Speaking to Wits Vuvuzela, third year BEd student and member of Rennie House Residence, Palesa Mofokeng, said the sports day was a good idea from the two councils. “We shouldn’t always look to parties when having fun as students. So participation in sports will contribute to our camaraderie and the health benefit is a plus.”

Some of the teams that will take part include basketball, futsal, netball and chess. With the netball and futsal teams consisting of five to eight players, basketball teams three to five players and chess being played by individuals.

Valodia said no teams were expected to train for the tournament. “It is meant as a fun warm-down from the busy 2017 sporting calendar. Most students will have been training hard this year for their University Sports South Africa (USSA) tournaments or the ARC sports day. This tournament doesn’t require any extra training and students of all fitness levels are welcome to participate.”

Teams can sign up via the following link: https://docs.google.com/forms/d/e/1FAIpQLSckCHY7GDzX4pmDF6-wOQewadGwryRlEWIjpfdQ_TgagA_CoQ/viewform?c=0&w=1 or on the Wits Sports Council Facebook page. Entry is open to all students who live in residence or are members of a Wits sports club.

 

Originally published on Wits Vuvuzela

Wits increases printing prices for students

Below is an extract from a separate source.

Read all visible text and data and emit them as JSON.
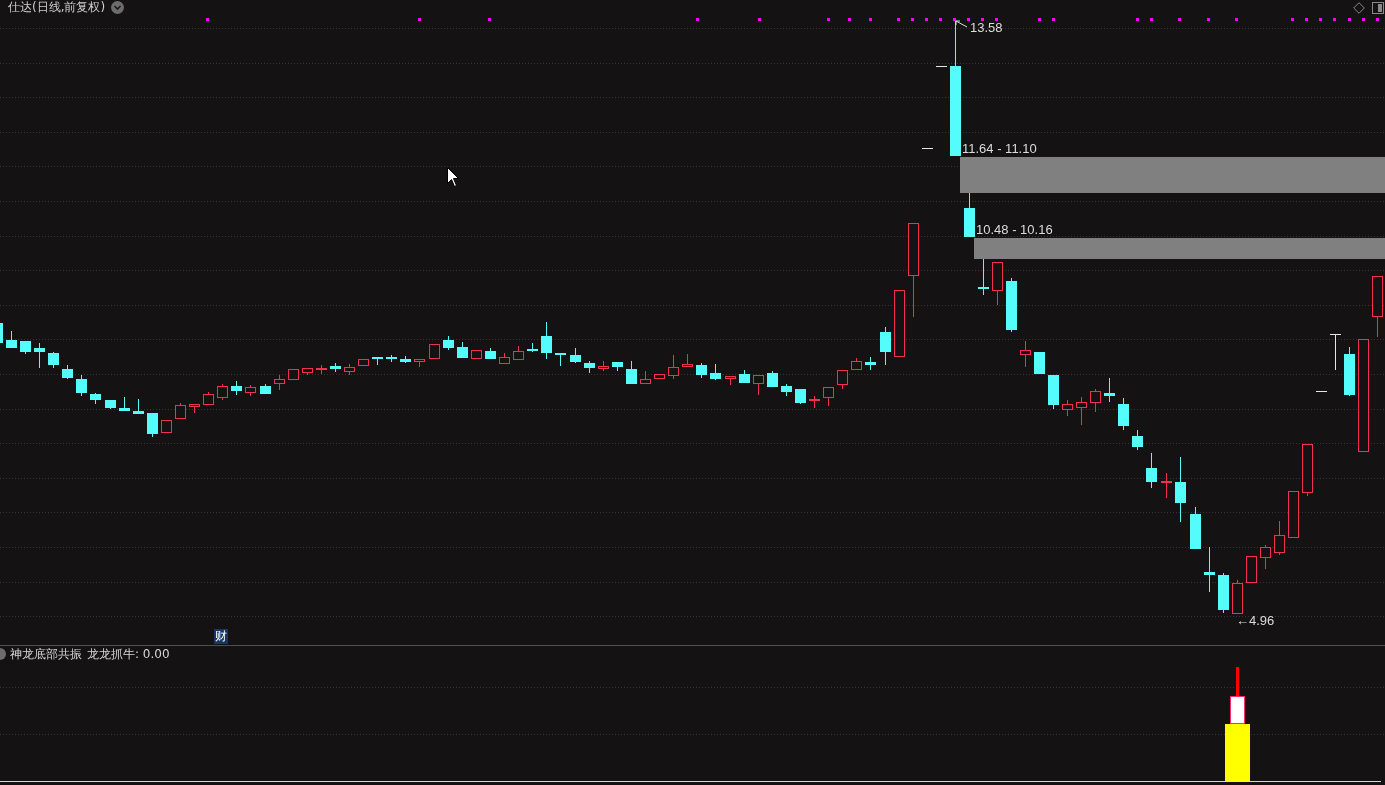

The cost of printing has increased by two cents a sheet from September 1. A black and white A4 sheet has increased from 39 cents to 41 cents, a 5.1% rise.
The A4 colour has increased by 4 cents from R2,88 to R2,92, a 1.38% rise. The average eight-page assignment will now cost R3,28 instead of R3,12.


Wits third-year BA law student, Nhlanhla Mchunu Thonte (21), said he was not aware of the increase and that he hardly uses the university’s facilities, “Mostly because it requires one to spend time in the library logging on to the computer, which takes forever. The system is unreliable and inefficient.”
Thonte says, “The university completely negates the fact that there are students that live without a cent. It’s even hard for them to print assignments. They rely on those that are privileged enough to print their work.”

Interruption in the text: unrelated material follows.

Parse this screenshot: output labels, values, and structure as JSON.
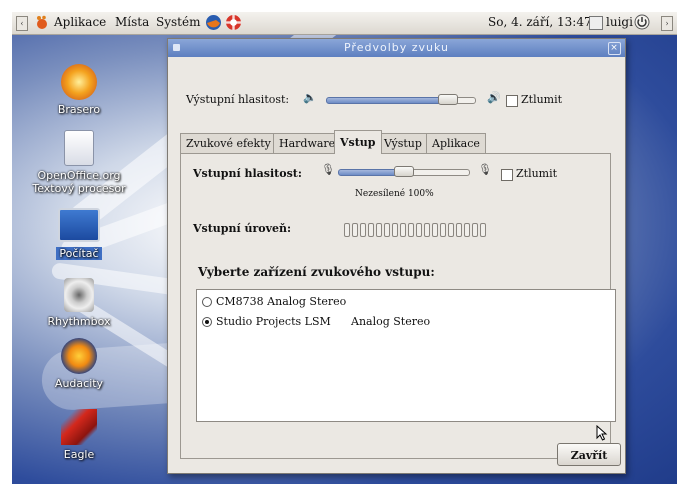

BA general third-year student, Zipho Jukuju (21), said, “I don’t use labs because they are always full of students who misuse them for catching up on soapies and series. Moreover, the computers there are very slow. The use of printing facilities should be compensated for in the amount we pay in our modules.”  She added that she hopes the increase is not related to the speculations about the university fee increments.

Owner of the Wits Jetline franchise, Mario Michael, told Wits Vuvuzela that he doesn’t think the decision to increase printing charges will affect students who come to his store. Jetline charges 60 cents for a single black and white page and R5 for a colour page.
Michael added that there are about 20% of students who use Jetline for printing. “Unless the increase is very high compared to our pricing, students usually come to us as an alternative place, more so when they are pressed for time.

“Students probably come to our stores for the value adds, where they can email and just collect without having to wait,” he said.
Wits Vuvuzela reached out to the ICT department for a comment but they were unavailable.

 

Originally published on Wits Vuvuzela